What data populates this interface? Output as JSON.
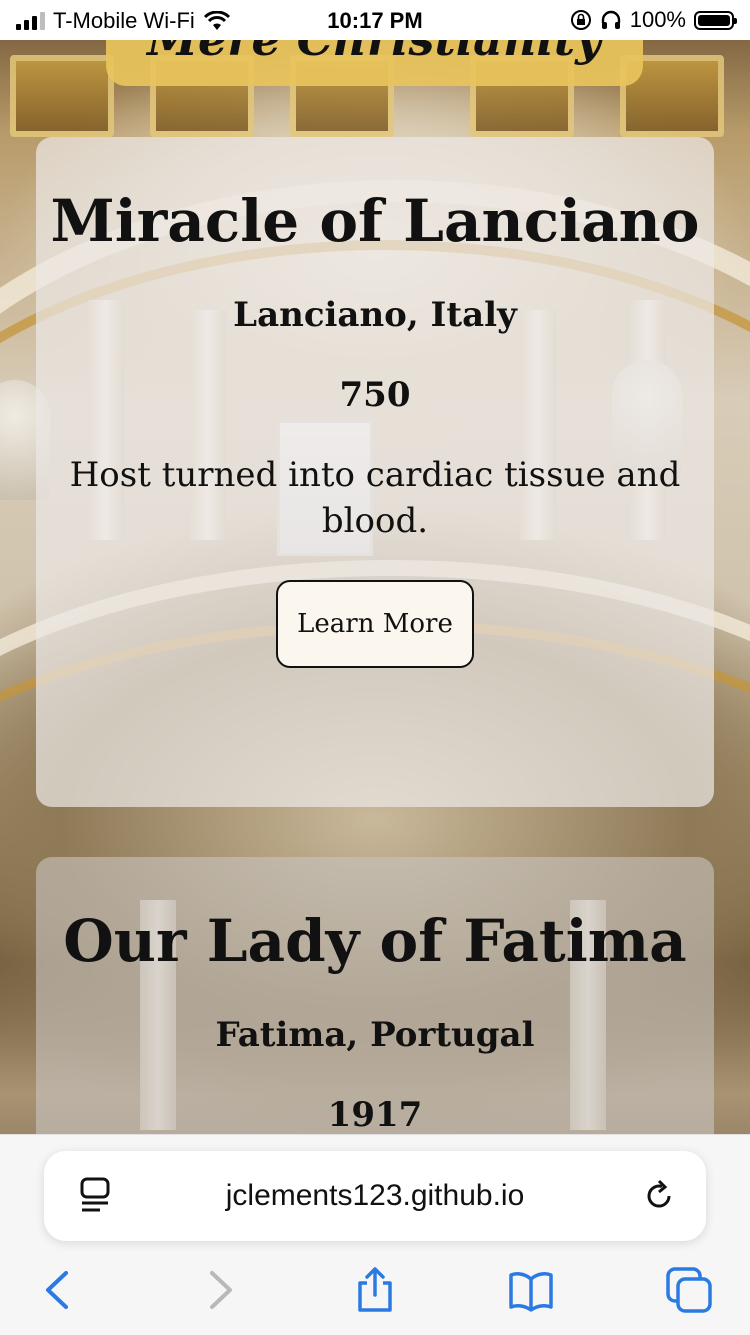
{
  "status_bar": {
    "carrier": "T-Mobile Wi-Fi",
    "time": "10:17 PM",
    "battery": "100%"
  },
  "header": {
    "brand": "Mere Christianity"
  },
  "cards": [
    {
      "title": "Miracle of Lanciano",
      "location": "Lanciano, Italy",
      "year": "750",
      "description": "Host turned into cardiac tissue and blood.",
      "button_label": "Learn More"
    },
    {
      "title": "Our Lady of Fatima",
      "location": "Fatima, Portugal",
      "year": "1917"
    }
  ],
  "browser": {
    "url": "jclements123.github.io",
    "accent_color": "#2a7ae2"
  },
  "icons": [
    "wifi-icon",
    "signal-icon",
    "lock-rotation-icon",
    "headphones-icon",
    "battery-icon",
    "reader-icon",
    "reload-icon",
    "back-icon",
    "forward-icon",
    "share-icon",
    "bookmarks-icon",
    "tabs-icon"
  ]
}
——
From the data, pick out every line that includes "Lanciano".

(Answer to the problem)
      "title": "Miracle of Lanciano",
      "location": "Lanciano, Italy",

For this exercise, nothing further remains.